Measuring the smoothness of wet concrete pavement
Ames Engineering Real Time Profiler
GOMACO Smoothness Indicator
Any driver enjoys a smooth ride. In fact, it is known that highway user satisfaction largely depends on pavement smoothness. This has led highway engineers to measure smoothness of both operating and new highways. However, equipment used for measurements does not provide the same values.
In an attempt to correct this inconsistency, several lightweight profilers are currently being designed. Iowa State University researcher Jim Cable evaluated two such systems: GOMACO Smoothness Indicator (GSI) and Ames Engineering Real Time Profiler (RTP).
Lightweight profiler systems
The GSI is a noncontact pavement profiler that can be used to measure the pavement profile of either wet or hardened concrete. The RTP is a laser-based profiler systemthat can be used to measure and record the pavement profile during construction. Both the GSI and the RTP provide the data in a variety of useful formats.
What profilers can do
The profilers evaluated in this study were found to be able to do the following:
- Detect roughness in the final profile, including localized roughness and roughness at joints.
- Detect dowel basket ripple, which is a significant source of pavement surface roughness, with enough clarity to warn the paving crew.
- Detect some stringline disturbances, which degrade smoothness, during paving
Additionally, the RTP produced profile values with a clear relationship to those produced by an inertial profiler after paving was completed.
What profilers can’t do
The profilers evaluated in this study are not currently able to produce the same absolute IRI values on the plastic concrete that can be measured by inertial profilers on the hardened concrete.
Benefits of these profilers
The profilers evaluated in this study
- are able to provide real-time warnings for most surface roughness problems
- can be used to take corrective action prior to set of concrete
For more information

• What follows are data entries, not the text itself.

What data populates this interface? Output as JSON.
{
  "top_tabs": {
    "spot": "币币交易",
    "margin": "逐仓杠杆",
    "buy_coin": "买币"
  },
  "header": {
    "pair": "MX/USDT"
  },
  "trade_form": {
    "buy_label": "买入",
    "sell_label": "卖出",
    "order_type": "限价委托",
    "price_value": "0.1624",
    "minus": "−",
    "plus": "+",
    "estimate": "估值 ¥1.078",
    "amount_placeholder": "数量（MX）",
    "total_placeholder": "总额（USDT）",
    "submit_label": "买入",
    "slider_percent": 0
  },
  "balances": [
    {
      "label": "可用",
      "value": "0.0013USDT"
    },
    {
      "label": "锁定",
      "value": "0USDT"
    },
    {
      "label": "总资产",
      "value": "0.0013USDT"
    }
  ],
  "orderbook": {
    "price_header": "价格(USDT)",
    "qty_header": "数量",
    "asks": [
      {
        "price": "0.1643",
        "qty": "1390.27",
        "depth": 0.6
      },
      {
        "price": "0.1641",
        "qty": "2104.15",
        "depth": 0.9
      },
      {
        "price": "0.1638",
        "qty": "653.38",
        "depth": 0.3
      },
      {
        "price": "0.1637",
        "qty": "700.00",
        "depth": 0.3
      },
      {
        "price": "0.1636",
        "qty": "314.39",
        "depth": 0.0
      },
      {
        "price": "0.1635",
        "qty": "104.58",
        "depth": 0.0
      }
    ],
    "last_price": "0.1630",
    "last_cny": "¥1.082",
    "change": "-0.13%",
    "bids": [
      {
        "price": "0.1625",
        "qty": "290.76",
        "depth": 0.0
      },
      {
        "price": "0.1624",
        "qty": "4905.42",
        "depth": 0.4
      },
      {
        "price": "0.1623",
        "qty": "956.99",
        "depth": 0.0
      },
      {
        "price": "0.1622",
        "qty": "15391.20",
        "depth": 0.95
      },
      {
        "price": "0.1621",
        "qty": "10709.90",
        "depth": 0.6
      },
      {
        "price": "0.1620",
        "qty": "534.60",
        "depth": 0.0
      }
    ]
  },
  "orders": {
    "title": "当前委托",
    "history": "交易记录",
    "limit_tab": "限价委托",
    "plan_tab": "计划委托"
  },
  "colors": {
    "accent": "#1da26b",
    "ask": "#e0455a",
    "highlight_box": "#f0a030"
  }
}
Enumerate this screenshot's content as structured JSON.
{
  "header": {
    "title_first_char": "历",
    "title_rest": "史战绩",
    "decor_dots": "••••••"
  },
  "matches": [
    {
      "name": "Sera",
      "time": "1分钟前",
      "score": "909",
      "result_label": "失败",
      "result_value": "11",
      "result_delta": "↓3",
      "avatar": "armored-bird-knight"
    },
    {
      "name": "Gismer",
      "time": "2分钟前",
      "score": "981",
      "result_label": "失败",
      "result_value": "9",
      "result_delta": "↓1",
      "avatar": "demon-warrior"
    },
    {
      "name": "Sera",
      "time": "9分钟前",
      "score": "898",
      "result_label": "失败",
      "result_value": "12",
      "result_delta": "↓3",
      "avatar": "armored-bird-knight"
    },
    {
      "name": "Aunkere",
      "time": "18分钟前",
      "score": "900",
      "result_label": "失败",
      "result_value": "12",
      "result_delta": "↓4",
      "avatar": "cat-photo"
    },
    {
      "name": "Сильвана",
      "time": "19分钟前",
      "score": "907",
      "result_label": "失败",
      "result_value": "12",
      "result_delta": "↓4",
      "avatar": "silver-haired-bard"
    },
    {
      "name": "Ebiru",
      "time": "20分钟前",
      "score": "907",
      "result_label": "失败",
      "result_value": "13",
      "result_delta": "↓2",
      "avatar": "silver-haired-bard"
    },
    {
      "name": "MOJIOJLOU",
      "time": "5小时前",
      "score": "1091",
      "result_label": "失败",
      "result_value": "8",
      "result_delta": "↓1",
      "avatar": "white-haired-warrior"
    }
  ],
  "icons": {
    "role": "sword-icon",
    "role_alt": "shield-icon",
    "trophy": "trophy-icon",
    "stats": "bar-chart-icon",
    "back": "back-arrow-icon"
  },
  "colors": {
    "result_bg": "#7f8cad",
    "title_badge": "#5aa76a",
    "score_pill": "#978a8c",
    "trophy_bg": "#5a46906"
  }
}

Construction guidelines are provided in the project report Measuring Pavement Profile at the Slip-Form Paver (1.9 mb pdf) on CTRE’s website, www.ctre.iastate.edu. For specific questions, contact James K. Cable, associate professor of civil, construction, and environmental engineering, Iowa State University, 515-294-2862, email@example.com.